We enjoy life the most during our young adult lives and again when we are on the cusp of becoming septuagenarians.
However, the long years in between appear to present many emotional peaks and valleys. That’s according to a new study, which finds that the two happiest years of a person’s life are 23 and 69.
The results of the study are being published this week by the Center for Economic Performance at the London School of Economics.
“One theory is that the U-shape is driven by unmet aspirations which are painfully felt in midlife but beneficially abandoned later in life,” Princeton researcher Hannes Schwandt, who led the London School of Economics study, told the Daily Mail.
Other recent studies have attempted to track happiness to economic security. For example, a 2010 Princeton study found that personal wealth does affect one’s respective happiness but only up to about $75,000. Beyond that, other studies have found that personal relationships and physical health are more intricately tied to happiness.
Another article published today looks at the “10 Habits of Happiness,” which include gratitude lists, getting enough sleep and spending time outdoors.
For the study, Schwandt and his team compared happiness levels for 23,161 Germans between the ages of 17 and 85.
Schwandt said individuals enter a lowered state of happiness at around age 55, when they begin to negatively analyze the various unrealized accomplishments in their lives. However, at around age 60, the happiness level begins a steady uptick as those same people move beyond their past regrets and enter a level of acceptance.
“People in their fifties could learn from the elderly, who generally feel less regret,” he said. “They should try not to be frustrated by their unmet expectations because they are probably not feeling much worse than their peers.”
However, the study found that happiness again begins to decline as individuals move into their 70s.

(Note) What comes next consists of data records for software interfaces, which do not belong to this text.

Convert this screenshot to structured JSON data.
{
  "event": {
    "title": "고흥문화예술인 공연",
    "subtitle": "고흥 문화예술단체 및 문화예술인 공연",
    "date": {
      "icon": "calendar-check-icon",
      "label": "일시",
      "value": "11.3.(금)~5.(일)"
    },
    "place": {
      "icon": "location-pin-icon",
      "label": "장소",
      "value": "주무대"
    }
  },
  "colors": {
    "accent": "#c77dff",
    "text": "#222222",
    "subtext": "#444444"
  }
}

And if you want to take part in your own happiness survey, there’s a new app that lets users track their personal happiness and upload data that will be analyzed as part of a larger happiness study by the Harvard University Committee for the Use of Human Subjects.
- London School of Economics